For this week’s blog, I thought it would fun to look at some commonly accepted weather ‘facts’, and find out whether they are really true or not! Take the quiz below, and then scroll down to see how you did!
True or false?
Lightning never strikes the same place twice.
Being out in the cold air causes sickness.
Flash flooding only happens near rivers and streams.
If the car in front of you drives through a flooded roadway, it is also safe for you to do so.
Crickets chirp frequency can tell you about the air temperature.
Raindrops are shaped like teardrops.
Clouds don’t weigh anything.
You can tell how far away a lightning strike was by counting the time between the flash and when you hear thunder.
Working out in the cold weather makes you burn calories faster.
At any given time, there are approximately 2000 thunderstorms occurring around the world.
Hi friends! As you might have seen in our spring newsletter that we published a couple of weeks ago, I was supposed to get married back in April…but of course, COVID-19 had other plans and we ultimately decided to postpone our big day. However, before the pandemic, I had drafted this blog to share how to plan your wedding while considering the effects that the weather might have on your day. Of course, you can’t predict what the weather will be when you set your date, but there are some things you can do to give yourself the best chances for your ideal wedding weather.
Has anyone else been doing a lot of reading lately? I love to read, and I read all different types of books, but my favorites are historical fiction and biographies. When I came across this book, I knew I wanted to read it immediately. The National Weather Service awards the Isaac M. Cline award “to individuals and teams who have made significant contributions in support of the National Weather Service. The award is named in honor of Isaac M. Cline, one of the most recognized employees in National Weather Service history.” Although I was well aware of the award, I knew very little about the man for which it was named prior to reading the book.

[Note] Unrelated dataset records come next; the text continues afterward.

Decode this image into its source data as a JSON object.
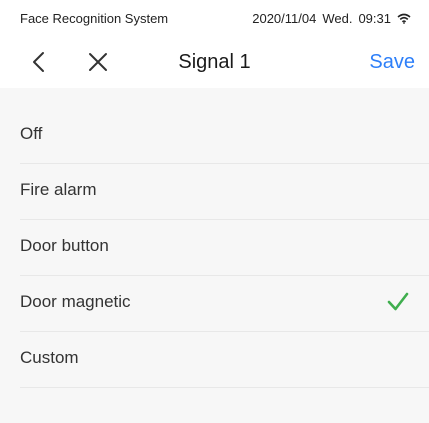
{
  "status_bar": {
    "app_name": "Face Recognition System",
    "date": "2020/11/04",
    "weekday": "Wed.",
    "time": "09:31",
    "wifi_icon": "wifi-icon"
  },
  "nav": {
    "back_icon": "chevron-left-icon",
    "close_icon": "close-icon",
    "title": "Signal 1",
    "save_label": "Save",
    "accent_color": "#2d7ff9"
  },
  "options": [
    {
      "label": "Off",
      "selected": false
    },
    {
      "label": "Fire alarm",
      "selected": false
    },
    {
      "label": "Door button",
      "selected": false
    },
    {
      "label": "Door magnetic",
      "selected": true
    },
    {
      "label": "Custom",
      "selected": false
    }
  ],
  "check_color": "#3fae4e"
}
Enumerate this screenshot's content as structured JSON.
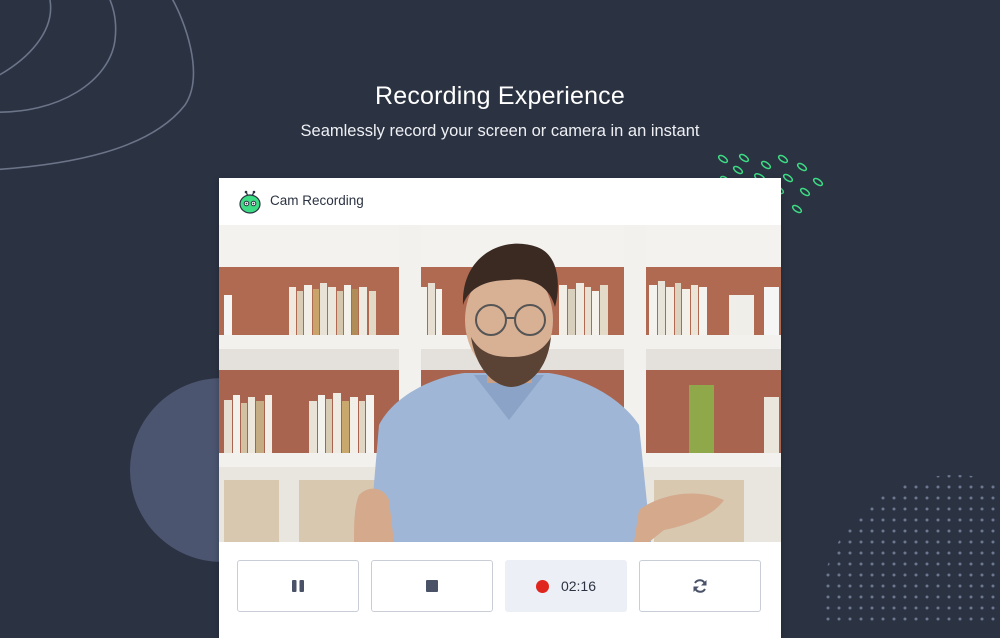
{
  "hero": {
    "title": "Recording Experience",
    "subtitle": "Seamlessly record your screen or camera in an instant"
  },
  "card": {
    "title": "Cam Recording",
    "app_icon": "robot-logo-icon"
  },
  "video": {
    "content": "webcam-feed-man-with-glasses-bookshelf-background"
  },
  "controls": {
    "pause_icon": "pause-icon",
    "stop_icon": "stop-icon",
    "recording_indicator": "record-dot-icon",
    "timer": "02:16",
    "restart_icon": "refresh-icon"
  },
  "colors": {
    "background": "#2b3242",
    "accent_green": "#3ddc84",
    "record_red": "#e0241e",
    "timer_bg": "#eceff5"
  }
}
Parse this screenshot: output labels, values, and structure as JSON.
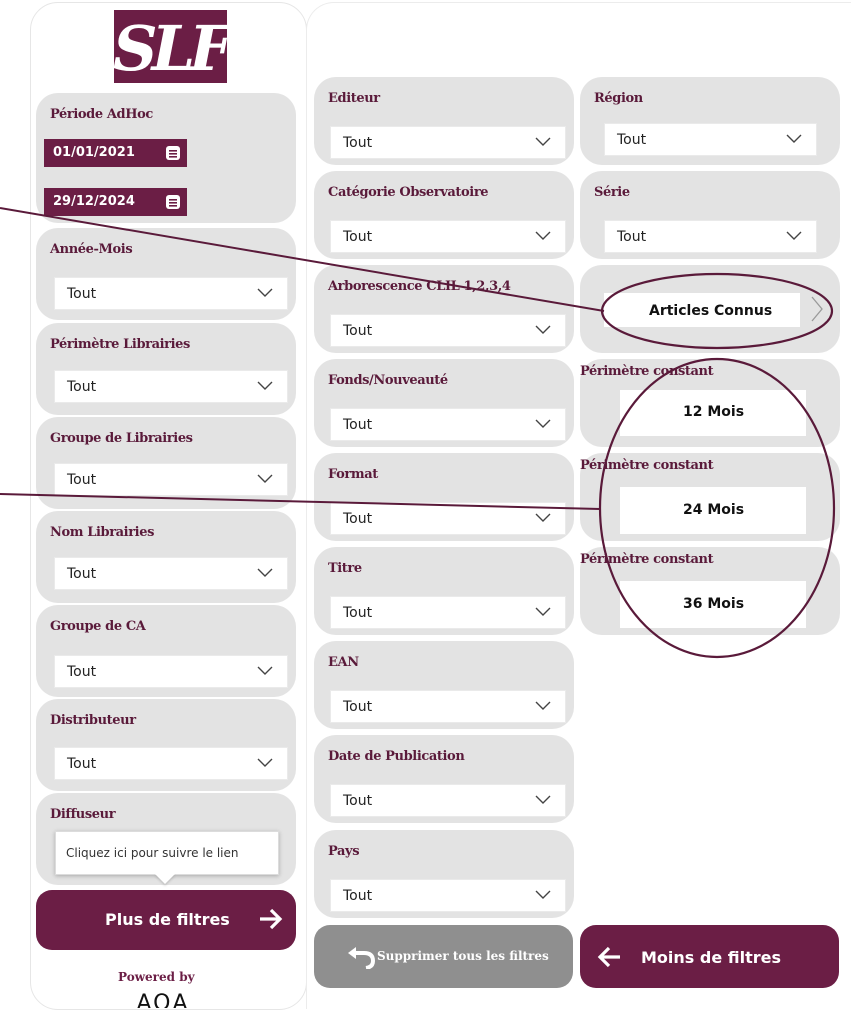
{
  "logo": {
    "text": "SLF",
    "color": "#6b1e45"
  },
  "accent_color": "#6b1e45",
  "period": {
    "label": "Période AdHoc",
    "start": "01/01/2021",
    "end": "29/12/2024"
  },
  "left_filters": [
    {
      "label": "Année-Mois",
      "value": "Tout"
    },
    {
      "label": "Périmètre Librairies",
      "value": "Tout"
    },
    {
      "label": "Groupe de Librairies",
      "value": "Tout"
    },
    {
      "label": "Nom Librairies",
      "value": "Tout"
    },
    {
      "label": "Groupe de CA",
      "value": "Tout"
    },
    {
      "label": "Distributeur",
      "value": "Tout"
    },
    {
      "label": "Diffuseur",
      "value": ""
    }
  ],
  "tooltip": {
    "text": "Cliquez ici pour suivre le lien"
  },
  "more_filters_button": {
    "label": "Plus de filtres",
    "icon": "arrow-right-icon"
  },
  "powered": {
    "text": "Powered by",
    "brand": "AQA"
  },
  "middle_filters": [
    {
      "label": "Editeur",
      "value": "Tout"
    },
    {
      "label": "Catégorie Observatoire",
      "value": "Tout"
    },
    {
      "label": "Arborescence CLIL 1,2,3,4",
      "value": "Tout"
    },
    {
      "label": "Fonds/Nouveauté",
      "value": "Tout"
    },
    {
      "label": "Format",
      "value": "Tout"
    },
    {
      "label": "Titre",
      "value": "Tout"
    },
    {
      "label": "EAN",
      "value": "Tout"
    },
    {
      "label": "Date de Publication",
      "value": "Tout"
    },
    {
      "label": "Pays",
      "value": "Tout"
    }
  ],
  "right_filters": [
    {
      "label": "Région",
      "value": "Tout"
    },
    {
      "label": "Série",
      "value": "Tout"
    }
  ],
  "articles_connus": {
    "label": "Articles Connus"
  },
  "perimetres": [
    {
      "label": "Périmètre constant",
      "value": "12 Mois"
    },
    {
      "label": "Périmètre constant",
      "value": "24 Mois"
    },
    {
      "label": "Périmètre constant",
      "value": "36 Mois"
    }
  ],
  "clear_button": {
    "label": "Supprimer tous les filtres",
    "icon": "undo-arrow-icon"
  },
  "less_filters_button": {
    "label": "Moins de filtres",
    "icon": "arrow-left-icon"
  }
}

Research shows that mental illnesses are common in the United States, with nearly one in five adults living with a mental illness. Extreme weather events can impacts mental health in several ways, both in immediate anxiety-related responses, as well as chronic mental health disorders. Seasonal affective disorder (SAD; a type of depression that comes and goes with the seasons, typically occurring in the winter months) leads to insomnia, anxiety, and agitation. Flooding and prolonged droughts have been associated with with elevated levels of anxiety, depression, and post-traumatic stress disorders (PTSD). Tropical cyclones are no exception and can wreak havoc beyond the images of flattened buildings, uprooted trees, and flooded streets that take over news coverage.